The Marquette campground offers full hook up, electrical only, and dry camping sites, all of which are quite large, in a lightly wooded riverside location. While it simply can’t match the stunning waterfront views we experienced in Grand Marais and Munising, it is reasonably affordable ($30 for electrical only, $35 for full hook up) and is positioned in what is becoming one of our favorite cities.
One of our spacious spots in Marquette.
Most “college towns” are pretty interesting, possessing an energetic and youthful “vibe.” What really jumped out at us in Marquette: it’s not just the college kids, a pretty high percentage of the adults were just.. interesting. Free spirited. The place reminds me a little bit of Asheville, NC and Portland, OR. We took the time to do some exploring and to take in the atmosphere of the town. Two of the highlights: Black Rocks Brewery and The Rice Paddy restaurant.
I believe this is called Temple Rock. The dark line from the rock that looks sort of like a footbridge to the main shore is actually a network of roots from the tree on top of the rock. Years ago the land bridge gave way, but the roots remained, still providing water to the tree.
If you have read our Maine and Nova Scotia posts, you know we enjoy our craft beer, particularly sampling it on location. The great thing about our life style is constantly finding new “local” spots and thus establishing new “favorites.” Nothing against Ore Dock Brewing, but Black Rocks is definitely our UP top brewery, and their 51K IPA is our new fave beer. The atmosphere of the bar and outdoor area are just excellent.
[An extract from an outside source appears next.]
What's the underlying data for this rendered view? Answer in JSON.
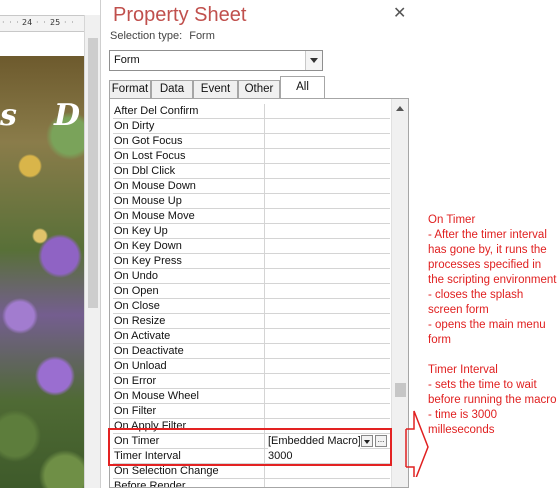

Everyone is friendly, they have frequent live music, and regular food trucks.
Jack enjoying Black Rocks Brewery perhaps a little too much.
The Rice Paddy is a Marquette institution, and the proprietor, Aoy Lacapelle, is a bit of an icon in the town. There is some limited seating; but it’s mainly a take out place for authentic Thai cuisine with some other Asian options as well. It is a must visit place, though call ahead and be prepared for long wait times during peak hours. A final word of warning, they default to spicy, and they are not playing around with it. Unless you have a high tolerance for the spice, ask for it mild.
Towards the end of August we attended a local geocaching get together hosted by some local cachers. A couple dozen of us met up on Presque Isle, a very nice park with a good number of caches, for some food, conversation, and prizes. Ever since attending the MidWest GeoBash we have been much more engaged about finding geocaching related events, and were glad to have this one pop up during our stay. Thanks “2 UP Geologists” for hosting this affair!
Finally, a bit more on our markets. And yes, I realize the last couple of posts have been rather heavy on “market talk,” but frankly, these seven weeks in the UP and a ten week stretch in Key West are our top earning windows. Once we leave Michigan, we don’t expect another market for two months or so, and they won’t be as rock solid as what we experience up here.
Can’t go to a fantastic market and not buy something!
So with that said: during the last nine days of August we did three more markets. The two Saturday events in downtown Marquette were outstanding, almost record setting for us. We really benefited from the timing: peak summer season, good weather, and lots of NMU parents dropping their kids off for school and orientation. The Munising Tuesday event got rained out: some vendors still set up, but the band and food cancelled, and with high winds and lightening anticipated we took a pass. Lastly, the two hour Marquette Wednesday market was extremely slow, but not every vending opportunity is going to be a winner.
Next up: August Report and then our final couple of weeks in the UP.